:: PROVIDED MATERIAL ::

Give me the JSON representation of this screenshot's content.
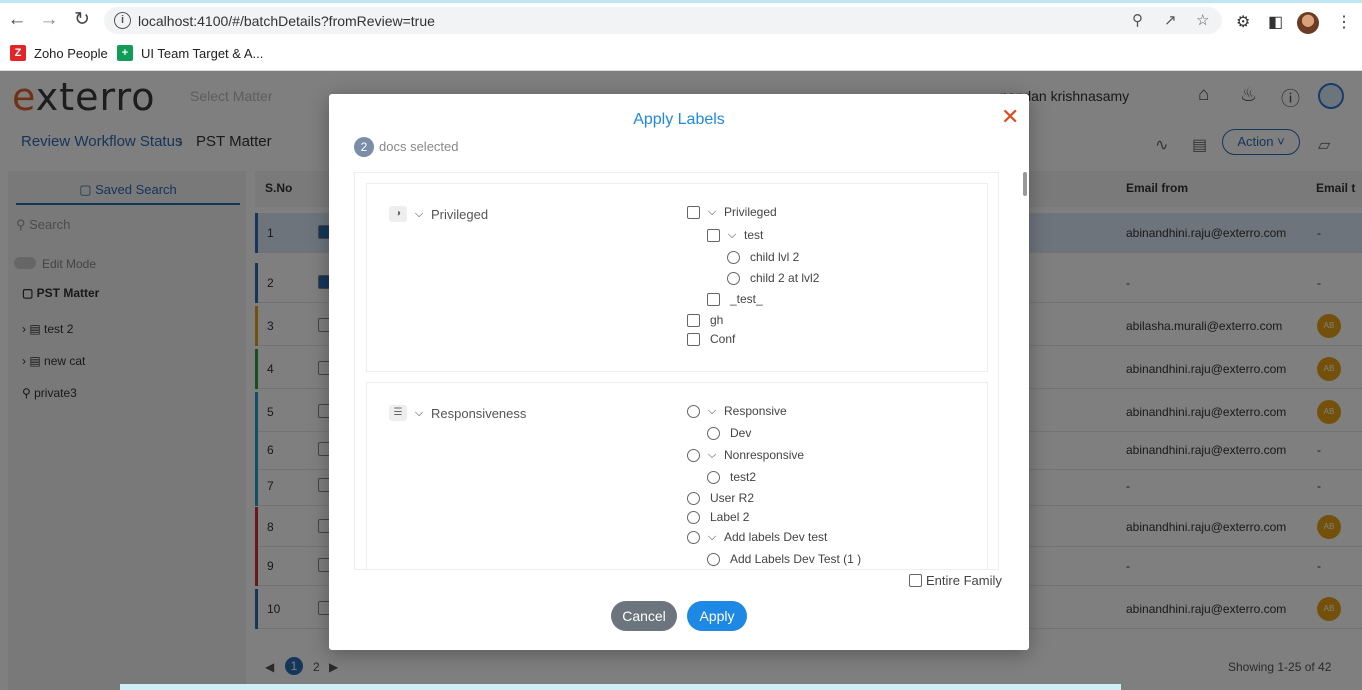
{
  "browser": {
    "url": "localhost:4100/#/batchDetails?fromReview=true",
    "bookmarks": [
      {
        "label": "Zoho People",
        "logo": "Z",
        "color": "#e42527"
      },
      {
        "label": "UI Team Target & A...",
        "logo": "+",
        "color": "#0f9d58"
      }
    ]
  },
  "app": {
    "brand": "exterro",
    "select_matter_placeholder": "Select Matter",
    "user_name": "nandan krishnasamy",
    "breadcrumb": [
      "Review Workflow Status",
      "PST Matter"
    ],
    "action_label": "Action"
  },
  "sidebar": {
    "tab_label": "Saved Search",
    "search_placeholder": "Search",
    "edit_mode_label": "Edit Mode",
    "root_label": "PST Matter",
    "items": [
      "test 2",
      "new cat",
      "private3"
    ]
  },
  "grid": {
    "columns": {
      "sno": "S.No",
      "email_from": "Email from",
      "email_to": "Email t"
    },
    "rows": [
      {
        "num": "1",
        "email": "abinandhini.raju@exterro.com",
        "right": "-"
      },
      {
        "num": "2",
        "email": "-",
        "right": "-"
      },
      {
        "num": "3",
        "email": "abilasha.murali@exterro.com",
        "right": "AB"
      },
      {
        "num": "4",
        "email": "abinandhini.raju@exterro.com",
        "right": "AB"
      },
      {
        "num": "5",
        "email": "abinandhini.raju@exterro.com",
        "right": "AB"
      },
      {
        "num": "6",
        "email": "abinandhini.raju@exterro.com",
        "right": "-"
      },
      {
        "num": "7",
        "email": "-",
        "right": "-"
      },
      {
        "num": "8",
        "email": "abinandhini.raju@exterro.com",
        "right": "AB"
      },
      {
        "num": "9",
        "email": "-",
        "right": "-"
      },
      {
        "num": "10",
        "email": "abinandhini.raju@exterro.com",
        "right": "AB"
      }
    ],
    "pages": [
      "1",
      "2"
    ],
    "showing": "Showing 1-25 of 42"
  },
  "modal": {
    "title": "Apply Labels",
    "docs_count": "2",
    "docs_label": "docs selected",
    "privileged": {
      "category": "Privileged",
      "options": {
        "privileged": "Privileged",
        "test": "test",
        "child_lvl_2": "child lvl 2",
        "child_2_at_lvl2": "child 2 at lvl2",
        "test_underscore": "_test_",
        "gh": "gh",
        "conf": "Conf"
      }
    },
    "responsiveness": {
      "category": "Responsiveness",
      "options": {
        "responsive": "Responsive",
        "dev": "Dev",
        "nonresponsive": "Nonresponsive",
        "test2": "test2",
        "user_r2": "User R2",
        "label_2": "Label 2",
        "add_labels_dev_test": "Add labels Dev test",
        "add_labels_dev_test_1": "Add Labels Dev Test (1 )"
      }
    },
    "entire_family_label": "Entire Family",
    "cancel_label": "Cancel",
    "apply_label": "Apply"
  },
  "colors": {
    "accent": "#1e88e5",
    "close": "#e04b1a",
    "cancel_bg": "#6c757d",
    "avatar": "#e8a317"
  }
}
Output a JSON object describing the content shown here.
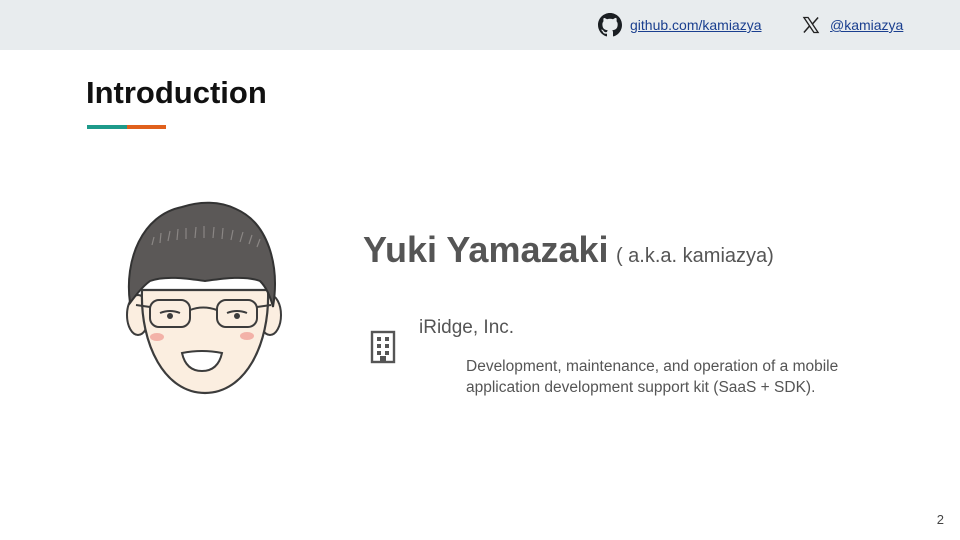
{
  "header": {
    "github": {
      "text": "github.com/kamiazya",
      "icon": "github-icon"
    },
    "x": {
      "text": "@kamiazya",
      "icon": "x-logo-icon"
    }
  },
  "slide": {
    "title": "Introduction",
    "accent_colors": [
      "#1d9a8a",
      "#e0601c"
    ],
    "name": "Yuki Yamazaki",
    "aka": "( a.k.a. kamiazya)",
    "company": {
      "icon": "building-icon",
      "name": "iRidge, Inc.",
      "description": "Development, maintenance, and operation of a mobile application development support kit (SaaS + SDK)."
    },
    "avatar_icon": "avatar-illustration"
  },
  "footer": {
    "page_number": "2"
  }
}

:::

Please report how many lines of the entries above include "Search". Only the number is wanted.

2